Your assignment >> Output every record word for word.

Stored dataset items >>
————

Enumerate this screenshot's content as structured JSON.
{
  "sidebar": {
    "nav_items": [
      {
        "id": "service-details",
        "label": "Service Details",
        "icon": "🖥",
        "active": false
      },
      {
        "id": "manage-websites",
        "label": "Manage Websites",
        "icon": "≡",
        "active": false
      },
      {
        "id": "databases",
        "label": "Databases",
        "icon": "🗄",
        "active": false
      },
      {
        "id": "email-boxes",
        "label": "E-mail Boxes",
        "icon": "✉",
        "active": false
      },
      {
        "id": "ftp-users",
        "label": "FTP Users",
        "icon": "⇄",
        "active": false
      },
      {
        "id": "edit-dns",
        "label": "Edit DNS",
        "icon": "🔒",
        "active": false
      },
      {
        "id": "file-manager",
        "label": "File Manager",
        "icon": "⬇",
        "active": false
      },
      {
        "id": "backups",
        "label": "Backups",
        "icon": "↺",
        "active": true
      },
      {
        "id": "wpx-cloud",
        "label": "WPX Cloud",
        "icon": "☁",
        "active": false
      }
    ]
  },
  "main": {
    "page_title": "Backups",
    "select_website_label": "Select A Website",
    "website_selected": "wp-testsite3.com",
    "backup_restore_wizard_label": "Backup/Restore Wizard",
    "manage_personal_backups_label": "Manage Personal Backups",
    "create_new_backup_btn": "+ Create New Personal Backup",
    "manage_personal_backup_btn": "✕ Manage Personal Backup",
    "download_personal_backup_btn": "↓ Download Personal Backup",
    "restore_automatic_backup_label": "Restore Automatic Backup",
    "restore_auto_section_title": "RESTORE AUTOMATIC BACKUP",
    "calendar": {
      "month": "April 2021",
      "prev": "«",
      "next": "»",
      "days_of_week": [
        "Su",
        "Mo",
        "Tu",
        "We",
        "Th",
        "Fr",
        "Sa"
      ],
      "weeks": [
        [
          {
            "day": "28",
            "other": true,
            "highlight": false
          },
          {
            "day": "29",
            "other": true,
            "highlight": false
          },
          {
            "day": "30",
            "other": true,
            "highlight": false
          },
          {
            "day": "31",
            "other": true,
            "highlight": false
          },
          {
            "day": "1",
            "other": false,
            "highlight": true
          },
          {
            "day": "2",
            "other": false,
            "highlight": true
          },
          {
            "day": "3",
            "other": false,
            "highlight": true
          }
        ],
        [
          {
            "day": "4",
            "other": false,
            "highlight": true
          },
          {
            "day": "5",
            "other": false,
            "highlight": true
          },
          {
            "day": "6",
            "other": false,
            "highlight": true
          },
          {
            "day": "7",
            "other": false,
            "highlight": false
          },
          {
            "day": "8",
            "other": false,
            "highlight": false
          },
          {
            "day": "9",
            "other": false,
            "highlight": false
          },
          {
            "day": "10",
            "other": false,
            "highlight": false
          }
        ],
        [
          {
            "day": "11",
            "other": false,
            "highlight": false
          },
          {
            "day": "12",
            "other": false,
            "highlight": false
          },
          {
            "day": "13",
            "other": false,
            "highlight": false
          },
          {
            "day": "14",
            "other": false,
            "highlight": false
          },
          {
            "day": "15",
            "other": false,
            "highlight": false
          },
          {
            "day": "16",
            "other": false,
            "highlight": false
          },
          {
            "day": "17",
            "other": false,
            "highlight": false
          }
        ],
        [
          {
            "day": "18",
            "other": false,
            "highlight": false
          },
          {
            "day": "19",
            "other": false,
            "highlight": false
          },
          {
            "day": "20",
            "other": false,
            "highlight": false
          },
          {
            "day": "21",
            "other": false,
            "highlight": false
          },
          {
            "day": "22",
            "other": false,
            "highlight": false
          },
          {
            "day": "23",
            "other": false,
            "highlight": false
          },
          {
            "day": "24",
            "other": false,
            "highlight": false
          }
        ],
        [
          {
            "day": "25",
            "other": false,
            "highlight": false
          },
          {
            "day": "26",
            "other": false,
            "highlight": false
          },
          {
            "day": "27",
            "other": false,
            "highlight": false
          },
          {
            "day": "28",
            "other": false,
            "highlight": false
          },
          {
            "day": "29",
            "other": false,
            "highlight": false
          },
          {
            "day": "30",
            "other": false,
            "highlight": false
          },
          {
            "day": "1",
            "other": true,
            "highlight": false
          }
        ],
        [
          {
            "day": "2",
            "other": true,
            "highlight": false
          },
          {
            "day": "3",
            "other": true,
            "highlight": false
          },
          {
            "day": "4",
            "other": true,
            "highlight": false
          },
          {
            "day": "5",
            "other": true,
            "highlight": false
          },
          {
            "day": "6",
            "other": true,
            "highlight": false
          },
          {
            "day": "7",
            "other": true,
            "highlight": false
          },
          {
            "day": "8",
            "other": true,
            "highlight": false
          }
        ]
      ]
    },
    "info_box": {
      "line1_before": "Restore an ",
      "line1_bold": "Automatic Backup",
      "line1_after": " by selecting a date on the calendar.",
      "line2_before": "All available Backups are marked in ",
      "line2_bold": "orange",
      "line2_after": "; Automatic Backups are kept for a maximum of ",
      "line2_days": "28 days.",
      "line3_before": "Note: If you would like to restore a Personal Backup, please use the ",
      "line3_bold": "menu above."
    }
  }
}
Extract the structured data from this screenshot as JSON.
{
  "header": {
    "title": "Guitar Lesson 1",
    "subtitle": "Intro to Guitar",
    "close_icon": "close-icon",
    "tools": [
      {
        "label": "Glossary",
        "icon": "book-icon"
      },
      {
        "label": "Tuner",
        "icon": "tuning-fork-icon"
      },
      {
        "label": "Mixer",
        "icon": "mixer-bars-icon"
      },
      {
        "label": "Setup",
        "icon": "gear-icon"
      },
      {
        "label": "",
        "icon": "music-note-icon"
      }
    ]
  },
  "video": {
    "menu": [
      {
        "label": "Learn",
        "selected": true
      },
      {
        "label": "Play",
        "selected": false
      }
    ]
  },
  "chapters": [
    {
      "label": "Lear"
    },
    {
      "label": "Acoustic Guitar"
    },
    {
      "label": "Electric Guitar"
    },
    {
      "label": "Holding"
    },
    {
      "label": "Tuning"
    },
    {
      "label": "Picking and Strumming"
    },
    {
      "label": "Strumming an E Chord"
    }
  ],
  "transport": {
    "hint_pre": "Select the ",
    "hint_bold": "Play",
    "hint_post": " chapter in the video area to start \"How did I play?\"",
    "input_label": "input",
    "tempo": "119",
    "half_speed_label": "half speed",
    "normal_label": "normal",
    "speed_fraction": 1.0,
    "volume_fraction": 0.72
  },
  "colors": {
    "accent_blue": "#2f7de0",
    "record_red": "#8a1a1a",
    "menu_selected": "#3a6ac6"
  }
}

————

Result >>
Enumerate this screenshot's content as structured JSON.
{
  "sidebar": {
    "nav_items": [
      {
        "id": "service-details",
        "label": "Service Details",
        "icon": "🖥",
        "active": false
      },
      {
        "id": "manage-websites",
        "label": "Manage Websites",
        "icon": "≡",
        "active": false
      },
      {
        "id": "databases",
        "label": "Databases",
        "icon": "🗄",
        "active": false
      },
      {
        "id": "email-boxes",
        "label": "E-mail Boxes",
        "icon": "✉",
        "active": false
      },
      {
        "id": "ftp-users",
        "label": "FTP Users",
        "icon": "⇄",
        "active": false
      },
      {
        "id": "edit-dns",
        "label": "Edit DNS",
        "icon": "🔒",
        "active": false
      },
      {
        "id": "file-manager",
        "label": "File Manager",
        "icon": "⬇",
        "active": false
      },
      {
        "id": "backups",
        "label": "Backups",
        "icon": "↺",
        "active": true
      },
      {
        "id": "wpx-cloud",
        "label": "WPX Cloud",
        "icon": "☁",
        "active": false
      }
    ]
  },
  "main": {
    "page_title": "Backups",
    "select_website_label": "Select A Website",
    "website_selected": "wp-testsite3.com",
    "backup_restore_wizard_label": "Backup/Restore Wizard",
    "manage_personal_backups_label": "Manage Personal Backups",
    "create_new_backup_btn": "+ Create New Personal Backup",
    "manage_personal_backup_btn": "✕ Manage Personal Backup",
    "download_personal_backup_btn": "↓ Download Personal Backup",
    "restore_automatic_backup_label": "Restore Automatic Backup",
    "restore_auto_section_title": "RESTORE AUTOMATIC BACKUP",
    "calendar": {
      "month": "April 2021",
      "prev": "«",
      "next": "»",
      "days_of_week": [
        "Su",
        "Mo",
        "Tu",
        "We",
        "Th",
        "Fr",
        "Sa"
      ],
      "weeks": [
        [
          {
            "day": "28",
            "other": true,
            "highlight": false
          },
          {
            "day": "29",
            "other": true,
            "highlight": false
          },
          {
            "day": "30",
            "other": true,
            "highlight": false
          },
          {
            "day": "31",
            "other": true,
            "highlight": false
          },
          {
            "day": "1",
            "other": false,
            "highlight": true
          },
          {
            "day": "2",
            "other": false,
            "highlight": true
          },
          {
            "day": "3",
            "other": false,
            "highlight": true
          }
        ],
        [
          {
            "day": "4",
            "other": false,
            "highlight": true
          },
          {
            "day": "5",
            "other": false,
            "highlight": true
          },
          {
            "day": "6",
            "other": false,
            "highlight": true
          },
          {
            "day": "7",
            "other": false,
            "highlight": false
          },
          {
            "day": "8",
            "other": false,
            "highlight": false
          },
          {
            "day": "9",
            "other": false,
            "highlight": false
          },
          {
            "day": "10",
            "other": false,
            "highlight": false
          }
        ],
        [
          {
            "day": "11",
            "other": false,
            "highlight": false
          },
          {
            "day": "12",
            "other": false,
            "highlight": false
          },
          {
            "day": "13",
            "other": false,
            "highlight": false
          },
          {
            "day": "14",
            "other": false,
            "highlight": false
          },
          {
            "day": "15",
            "other": false,
            "highlight": false
          },
          {
            "day": "16",
            "other": false,
            "highlight": false
          },
          {
            "day": "17",
            "other": false,
            "highlight": false
          }
        ],
        [
          {
            "day": "18",
            "other": false,
            "highlight": false
          },
          {
            "day": "19",
            "other": false,
            "highlight": false
          },
          {
            "day": "20",
            "other": false,
            "highlight": false
          },
          {
            "day": "21",
            "other": false,
            "highlight": false
          },
          {
            "day": "22",
            "other": false,
            "highlight": false
          },
          {
            "day": "23",
            "other": false,
            "highlight": false
          },
          {
            "day": "24",
            "other": false,
            "highlight": false
          }
        ],
        [
          {
            "day": "25",
            "other": false,
            "highlight": false
          },
          {
            "day": "26",
            "other": false,
            "highlight": false
          },
          {
            "day": "27",
            "other": false,
            "highlight": false
          },
          {
            "day": "28",
            "other": false,
            "highlight": false
          },
          {
            "day": "29",
            "other": false,
            "highlight": false
          },
          {
            "day": "30",
            "other": false,
            "highlight": false
          },
          {
            "day": "1",
            "other": true,
            "highlight": false
          }
        ],
        [
          {
            "day": "2",
            "other": true,
            "highlight": false
          },
          {
            "day": "3",
            "other": true,
            "highlight": false
          },
          {
            "day": "4",
            "other": true,
            "highlight": false
          },
          {
            "day": "5",
            "other": true,
            "highlight": false
          },
          {
            "day": "6",
            "other": true,
            "highlight": false
          },
          {
            "day": "7",
            "other": true,
            "highlight": false
          },
          {
            "day": "8",
            "other": true,
            "highlight": false
          }
        ]
      ]
    },
    "info_box": {
      "line1_before": "Restore an ",
      "line1_bold": "Automatic Backup",
      "line1_after": " by selecting a date on the calendar.",
      "line2_before": "All available Backups are marked in ",
      "line2_bold": "orange",
      "line2_after": "; Automatic Backups are kept for a maximum of ",
      "line2_days": "28 days.",
      "line3_before": "Note: If you would like to restore a Personal Backup, please use the ",
      "line3_bold": "menu above."
    }
  }
}
Extract the structured data from this screenshot as JSON.
{
  "header": {
    "title": "Guitar Lesson 1",
    "subtitle": "Intro to Guitar",
    "close_icon": "close-icon",
    "tools": [
      {
        "label": "Glossary",
        "icon": "book-icon"
      },
      {
        "label": "Tuner",
        "icon": "tuning-fork-icon"
      },
      {
        "label": "Mixer",
        "icon": "mixer-bars-icon"
      },
      {
        "label": "Setup",
        "icon": "gear-icon"
      },
      {
        "label": "",
        "icon": "music-note-icon"
      }
    ]
  },
  "video": {
    "menu": [
      {
        "label": "Learn",
        "selected": true
      },
      {
        "label": "Play",
        "selected": false
      }
    ]
  },
  "chapters": [
    {
      "label": "Lear"
    },
    {
      "label": "Acoustic Guitar"
    },
    {
      "label": "Electric Guitar"
    },
    {
      "label": "Holding"
    },
    {
      "label": "Tuning"
    },
    {
      "label": "Picking and Strumming"
    },
    {
      "label": "Strumming an E Chord"
    }
  ],
  "transport": {
    "hint_pre": "Select the ",
    "hint_bold": "Play",
    "hint_post": " chapter in the video area to start \"How did I play?\"",
    "input_label": "input",
    "tempo": "119",
    "half_speed_label": "half speed",
    "normal_label": "normal",
    "speed_fraction": 1.0,
    "volume_fraction": 0.72
  },
  "colors": {
    "accent_blue": "#2f7de0",
    "record_red": "#8a1a1a",
    "menu_selected": "#3a6ac6"
  }
}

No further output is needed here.